The goal of this project was to better understand elementary and middle school academic achievement by carefully interpreting standardized test results. By adjusting standardized test analyses on the basis of socio-economic considerations and comparing schools from similar neighbourhoods across different districts, schools with both higher and lower than expected achievement were revealed. Policy makers, administrators and teachers can use these results to identify and reproduce school-specific characteristics that are having a positive impact in comparable schools.
School Grades: Identifying Alberta’s Best Public Schools – http://www.cdhowe.org/pdf/ebrief_96.pdf
This report was intended not to rank schools, but rather to identify useful indicators of top performing schools whose practices might be replicated in other similar school environments. The report analyzes data from standardized tests written by students in grades 3, 6 and 9. Similar schools were compared by examining the social and economic characteristics of different school populations. Important differences were found between similar schools. This information can be used to begin examining school specific qualities in order to replicate best practices and raise achievement across the board.
School Grades: Identifying British Columbia’s Best Public Schools – http://www.cdhowe.org/pdf/commentary_258.pdf

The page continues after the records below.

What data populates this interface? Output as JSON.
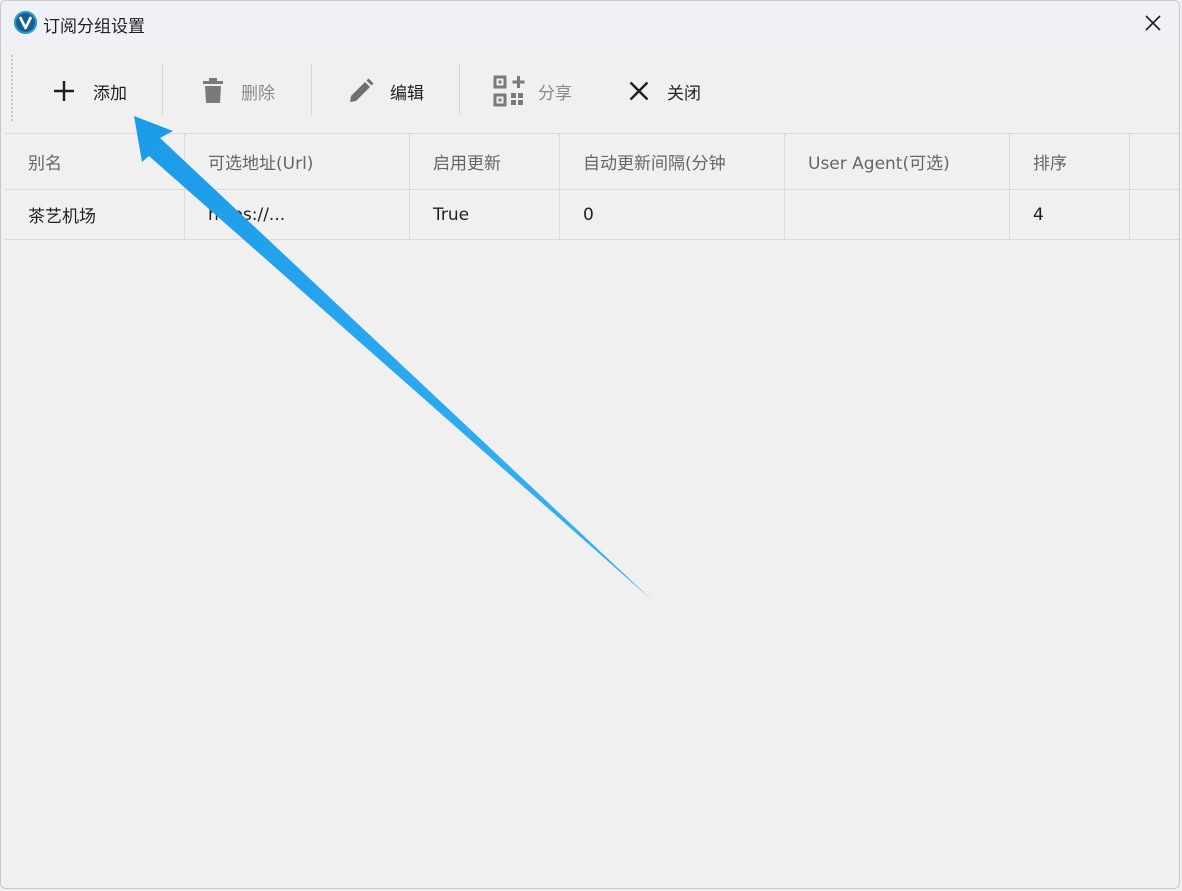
{
  "window": {
    "title": "订阅分组设置",
    "app_icon_letter": "V"
  },
  "toolbar": {
    "add_label": "添加",
    "delete_label": "删除",
    "edit_label": "编辑",
    "share_label": "分享",
    "close_label": "关闭"
  },
  "table": {
    "columns": [
      "别名",
      "可选地址(Url)",
      "启用更新",
      "自动更新间隔(分钟",
      "User Agent(可选)",
      "排序",
      ""
    ],
    "rows": [
      [
        "茶艺机场",
        "https://...",
        "True",
        "0",
        "",
        "4",
        ""
      ]
    ]
  },
  "colors": {
    "annotation_arrow": "#1a9be8",
    "app_icon": "#1a5f8a",
    "disabled_text": "#8a8a8a"
  }
}
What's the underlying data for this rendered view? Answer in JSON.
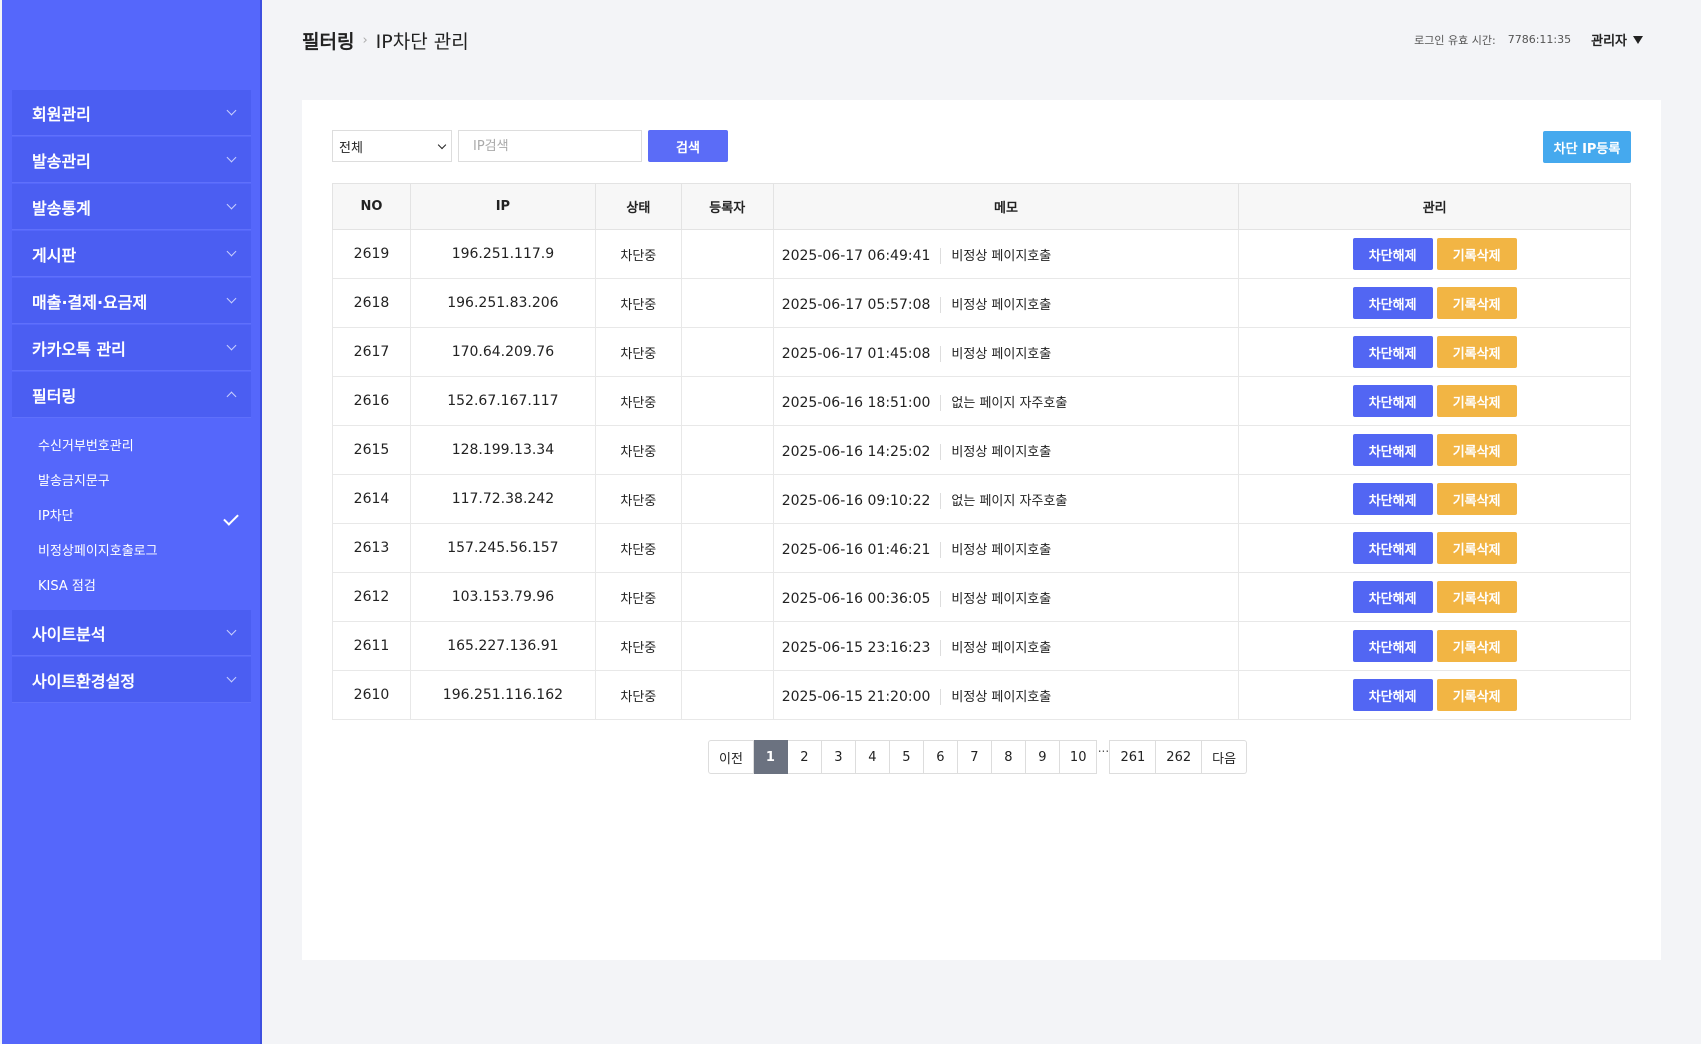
{
  "sidebar": {
    "menu_before": [
      {
        "label": "회원관리"
      },
      {
        "label": "발송관리"
      },
      {
        "label": "발송통계"
      },
      {
        "label": "게시판"
      },
      {
        "label": "매출·결제·요금제"
      },
      {
        "label": "카카오톡 관리"
      }
    ],
    "active_menu": {
      "label": "필터링"
    },
    "submenu": [
      {
        "label": "수신거부번호관리"
      },
      {
        "label": "발송금지문구"
      },
      {
        "label": "IP차단"
      },
      {
        "label": "비정상페이지호출로그"
      },
      {
        "label": "KISA 점검"
      }
    ],
    "menu_after": [
      {
        "label": "사이트분석"
      },
      {
        "label": "사이트환경설정"
      }
    ]
  },
  "header": {
    "breadcrumb_root": "필터링",
    "breadcrumb_sep": "›",
    "page_title": "IP차단 관리",
    "login_label": "로그인 유효 시간:",
    "login_time": "7786:11:35",
    "admin_label": "관리자"
  },
  "search": {
    "select_value": "전체",
    "input_placeholder": "IP검색",
    "search_button": "검색",
    "register_button": "차단 IP등록"
  },
  "table": {
    "headers": {
      "no": "NO",
      "ip": "IP",
      "status": "상태",
      "registrant": "등록자",
      "memo": "메모",
      "manage": "관리"
    },
    "unblock_label": "차단해제",
    "delete_label": "기록삭제",
    "rows": [
      {
        "no": "2619",
        "ip": "196.251.117.9",
        "status": "차단중",
        "registrant": "",
        "time": "2025-06-17 06:49:41",
        "memo": "비정상 페이지호출"
      },
      {
        "no": "2618",
        "ip": "196.251.83.206",
        "status": "차단중",
        "registrant": "",
        "time": "2025-06-17 05:57:08",
        "memo": "비정상 페이지호출"
      },
      {
        "no": "2617",
        "ip": "170.64.209.76",
        "status": "차단중",
        "registrant": "",
        "time": "2025-06-17 01:45:08",
        "memo": "비정상 페이지호출"
      },
      {
        "no": "2616",
        "ip": "152.67.167.117",
        "status": "차단중",
        "registrant": "",
        "time": "2025-06-16 18:51:00",
        "memo": "없는 페이지 자주호출"
      },
      {
        "no": "2615",
        "ip": "128.199.13.34",
        "status": "차단중",
        "registrant": "",
        "time": "2025-06-16 14:25:02",
        "memo": "비정상 페이지호출"
      },
      {
        "no": "2614",
        "ip": "117.72.38.242",
        "status": "차단중",
        "registrant": "",
        "time": "2025-06-16 09:10:22",
        "memo": "없는 페이지 자주호출"
      },
      {
        "no": "2613",
        "ip": "157.245.56.157",
        "status": "차단중",
        "registrant": "",
        "time": "2025-06-16 01:46:21",
        "memo": "비정상 페이지호출"
      },
      {
        "no": "2612",
        "ip": "103.153.79.96",
        "status": "차단중",
        "registrant": "",
        "time": "2025-06-16 00:36:05",
        "memo": "비정상 페이지호출"
      },
      {
        "no": "2611",
        "ip": "165.227.136.91",
        "status": "차단중",
        "registrant": "",
        "time": "2025-06-15 23:16:23",
        "memo": "비정상 페이지호출"
      },
      {
        "no": "2610",
        "ip": "196.251.116.162",
        "status": "차단중",
        "registrant": "",
        "time": "2025-06-15 21:20:00",
        "memo": "비정상 페이지호출"
      }
    ]
  },
  "pagination": {
    "prev": "이전",
    "pages": [
      "1",
      "2",
      "3",
      "4",
      "5",
      "6",
      "7",
      "8",
      "9",
      "10"
    ],
    "ellipsis": "...",
    "tail_pages": [
      "261",
      "262"
    ],
    "next": "다음",
    "current": "1"
  },
  "colors": {
    "sidebar": "#5567fb",
    "primary": "#5266f3",
    "warning": "#f2b544",
    "info": "#45a9ee"
  }
}
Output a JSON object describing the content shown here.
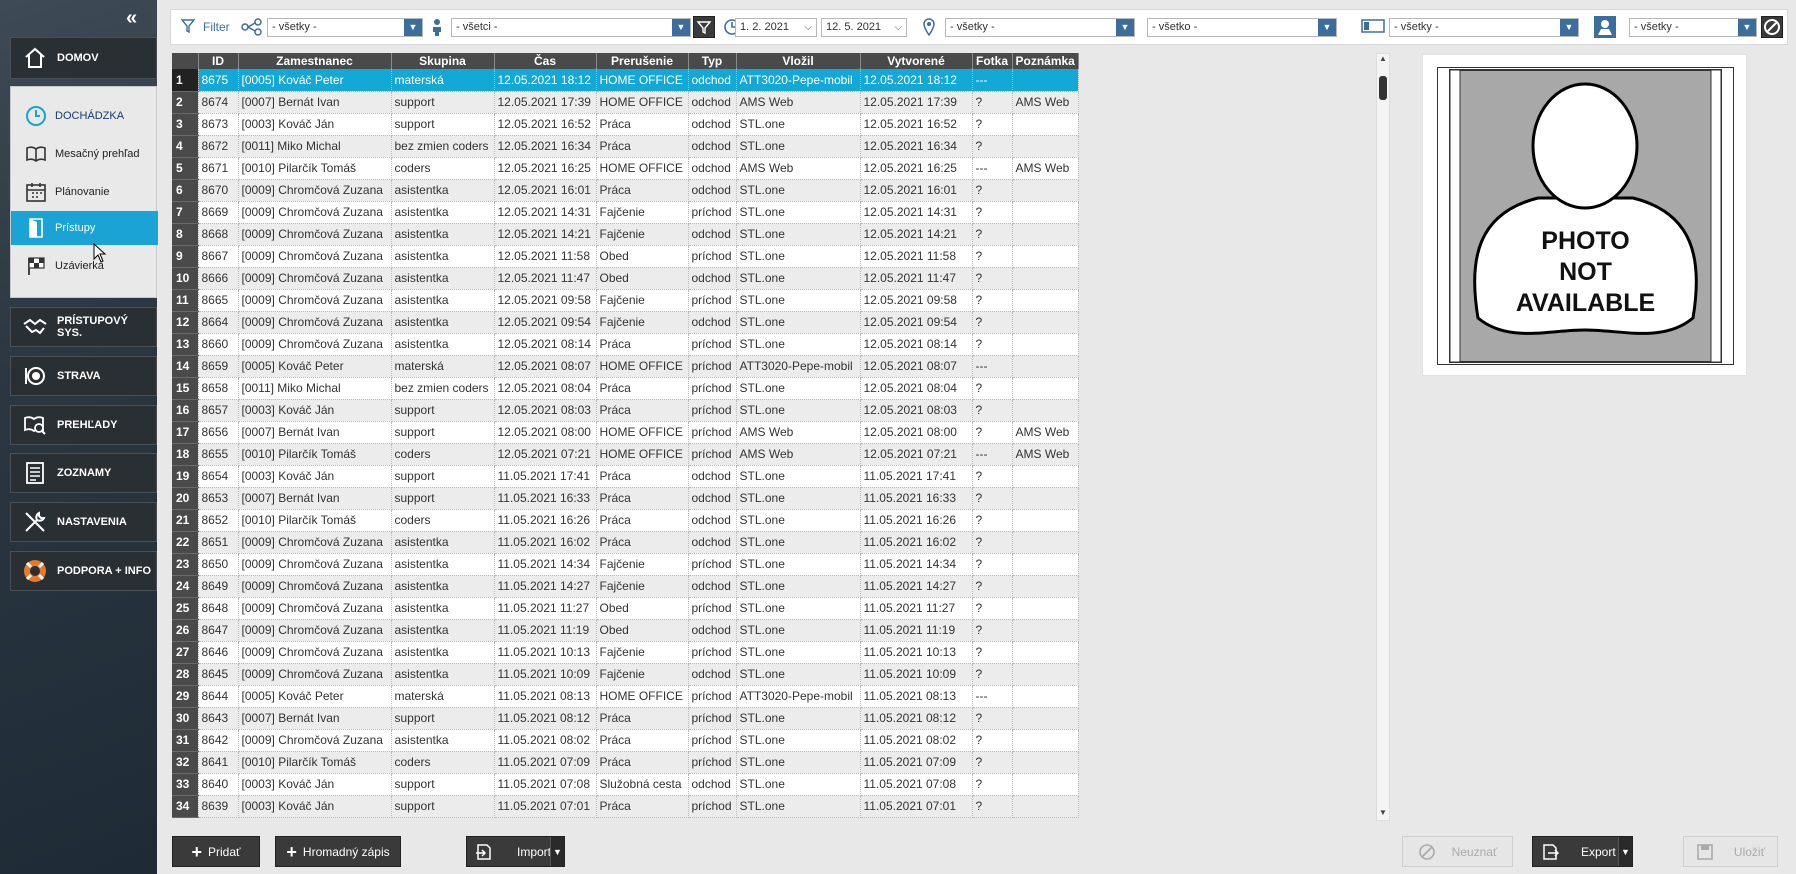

This report demonstrates that standardized test score comparisons can be used to effectively identify excellent schools. By comparing data from similar schools, correcting for socioeconomic differences and using large sample groups over a number of years, similar schools can be usefully compared. This allows policy makers, administrators, parents and teachers to see which schools are producing the best results, and how best practices could be transferred to other schools.
- Amount: $57,500
- Type: Project Grant
- Total Budget: $90,500
- Period: Jan 2008 to May 2023
C.D. Howe Institute - http://www.cdhowe.org/
- Project Leader: David Johnson
- Keywords: Children and Youth , Socio-Economic Variations , Standardized tests